About a year ago, I posed a central life and leadership question:

“Do you make people better?”

To me, this is an essential question we need to answer by the way we live and lead. The answer must be “yes” to live and lead with full purpose.

As I participated in my third Willow Creek Global Leadership Summit, an Olympic bolt raced through my mind. There is a corollary question, and it is:

“Do you make yourself better?”

The two questions are linked tightly together. It might even be that this question has to be answered first before the other can be. In other words, if we are not improving ourselves, how can we make others better?

Self Leadership Model

It may be a cycle of sorts, but it starts with making yourself better.

I always enjoy attending the Willow Creek Global Leadership Summit. This one seemed un-rhythmic to me. It may have been more me than the summit. If all I gained, though, was this key question, then it was well worth it.

I did gain more, however. I still felt refreshed at the end, along with the moments of inspiration such as:

  • From Bill Hybels: Sow more seeds. You are the most difficult person to lead. A leader’s most valuable asset is their energy and their ability to energize others.
  • From Condoleezza Rice: Every life is worthy and can be great. We have an obligation to do our best. The most important characteristic in a leader is irrepressible optimism.
  • From Jim Collins: Your organization is not truly great if it cannot be great without you.
  • From Craig Groeschel: When you delegate tasks, you create followers. When you delegate authority, you create leaders. Honor is given; respect is earned.
  • From Patrick Lencioni: Organizational health is the single most competitive advantage.
  • From William Ury: When angry, you will make the best speech you will ever regret. The greatest power we have is the power not to react to angry people.
  • From Geoffrey Canada: Hope is infectious but so is despair. We are losing millions of our young people to despair. We are but a moment in what I consider a path toward victory. Sometimes struggling for a cause may not be rewarded in your lifetime…stay the course!

There was more to the summit than these selected quotes, yet leaning into these and acting on them would fill a lifetime of purpose in action.

And, that is the point.

We need to lean in and improve ourselves.
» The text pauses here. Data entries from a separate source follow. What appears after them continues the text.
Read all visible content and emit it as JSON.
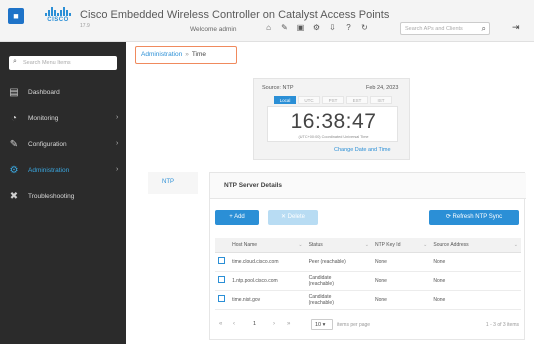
{
  "header": {
    "app_button_icon": "app-grid-icon",
    "logo_wordmark": "CISCO",
    "title": "Cisco Embedded Wireless Controller on Catalyst Access Points",
    "version": "17.9",
    "welcome": "Welcome admin",
    "search_placeholder": "Search APs and Clients",
    "icons": [
      "home-icon",
      "wrench-icon",
      "save-icon",
      "sync-icon",
      "download-icon",
      "help-icon",
      "refresh-icon"
    ]
  },
  "sidebar": {
    "search_placeholder": "Search Menu Items",
    "items": [
      {
        "label": "Dashboard",
        "icon": "dashboard-icon",
        "has_chevron": false,
        "active": false
      },
      {
        "label": "Monitoring",
        "icon": "monitoring-icon",
        "has_chevron": true,
        "active": false
      },
      {
        "label": "Configuration",
        "icon": "configuration-icon",
        "has_chevron": true,
        "active": false
      },
      {
        "label": "Administration",
        "icon": "administration-icon",
        "has_chevron": true,
        "active": true
      },
      {
        "label": "Troubleshooting",
        "icon": "troubleshooting-icon",
        "has_chevron": false,
        "active": false
      }
    ]
  },
  "breadcrumb": {
    "parent": "Administration",
    "separator": "»",
    "current": "Time"
  },
  "clock": {
    "source": "Source: NTP",
    "date": "Feb 24, 2023",
    "tabs": [
      "Local",
      "UTC",
      "PST",
      "EST",
      "IST"
    ],
    "selected_tab": 0,
    "time": "16:38:47",
    "subtitle": "(UTC+00:00) Coordinated Universal Time",
    "change_link": "Change Date and Time"
  },
  "side_tab": {
    "label": "NTP"
  },
  "ntp": {
    "title": "NTP Server Details",
    "add_label": "+ Add",
    "delete_label": "✕ Delete",
    "refresh_label": "⟳ Refresh NTP Sync",
    "columns": [
      "Host Name",
      "Status",
      "NTP Key Id",
      "Source Address"
    ],
    "rows": [
      {
        "host": "time.cloud.cisco.com",
        "status": [
          "Peer (reachable)"
        ],
        "key": "None",
        "src": "None"
      },
      {
        "host": "1.ntp.pool.cisco.com",
        "status": [
          "Candidate",
          "(reachable)"
        ],
        "key": "None",
        "src": "None"
      },
      {
        "host": "time.nist.gov",
        "status": [
          "Candidate",
          "(reachable)"
        ],
        "key": "None",
        "src": "None"
      }
    ],
    "pager": {
      "page": "1",
      "per_page": "10",
      "per_page_label": "items per page",
      "count": "1 - 3 of 3 items"
    }
  },
  "colors": {
    "accent": "#2b8fd6",
    "sidebar_bg": "#2b2b2b",
    "breadcrumb_highlight": "#f08a5d"
  }
}
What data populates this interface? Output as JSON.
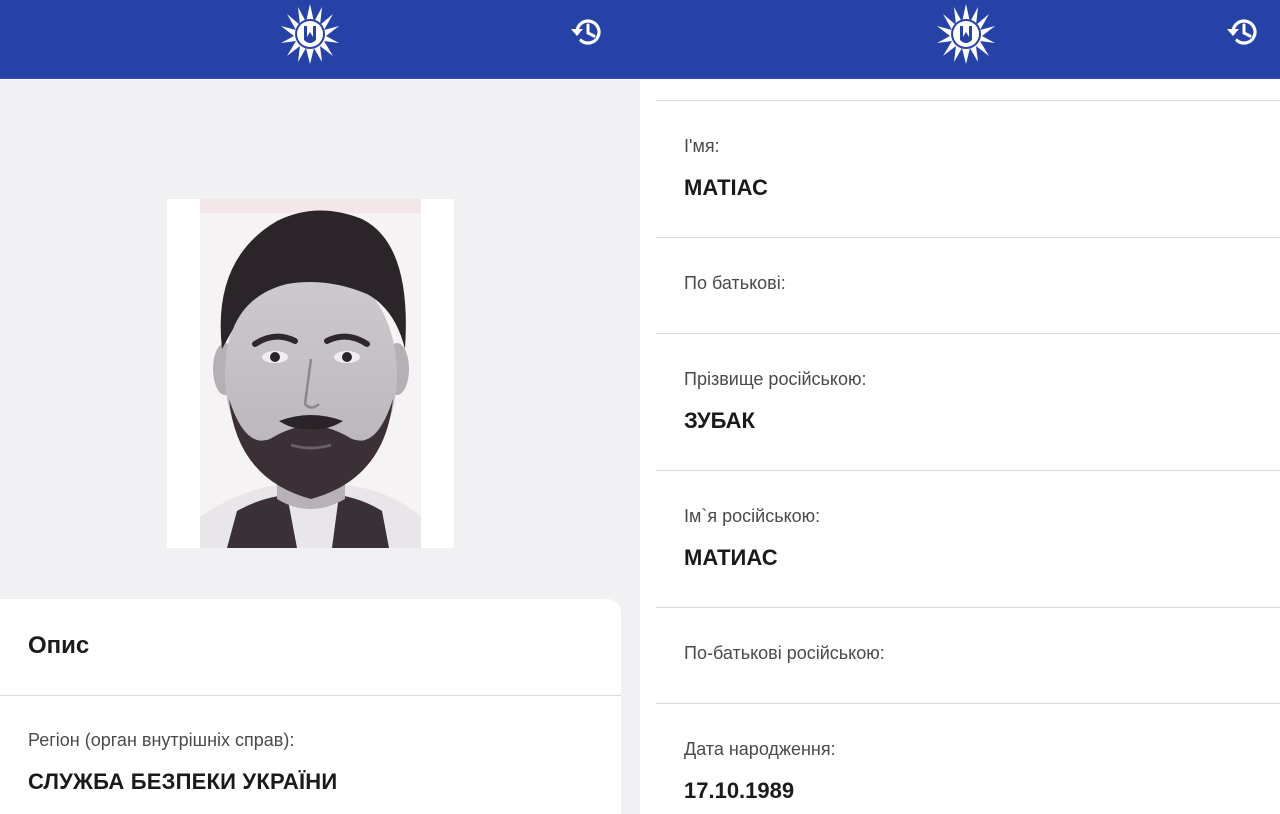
{
  "app": {
    "emblem_icon": "police-emblem-icon",
    "history_icon": "history-icon",
    "header_color": "#2742a6"
  },
  "left_screen": {
    "photo": "person-photo",
    "description_card": {
      "title": "Опис",
      "region_label": "Регіон (орган внутрішніх справ):",
      "region_value": "СЛУЖБА БЕЗПЕКИ УКРАЇНИ"
    }
  },
  "right_screen": {
    "fields": [
      {
        "label": "І'мя:",
        "value": "МАТІАС"
      },
      {
        "label": "По батькові:",
        "value": ""
      },
      {
        "label": "Прізвище російською:",
        "value": "ЗУБАК"
      },
      {
        "label": "Ім`я російською:",
        "value": "МАТИАС"
      },
      {
        "label": "По-батькові російською:",
        "value": ""
      },
      {
        "label": "Дата народження:",
        "value": "17.10.1989"
      }
    ]
  }
}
It is the greatest challenge we need to address. We need to:

  • Read to learn, adapt, adopt, and augment.
  • Attend conferences to absorb, adjust, and act anew.
  • Engage in conversations to be held accountable and grow in understanding.
  • Reflect on our actions, our work, our relationships, and our leadership. From self-reflection, ensure we are on the right paths, making the right choices and doing things in the right way. If not, change.

The key lesson is this: Own yourself.

Although others need to keep us accountable, lend a hand, listen to our thoughts, and guide our actions, we own our development, meaning we need to make “getting better” a core principle in our lives.

How do you make yourself better?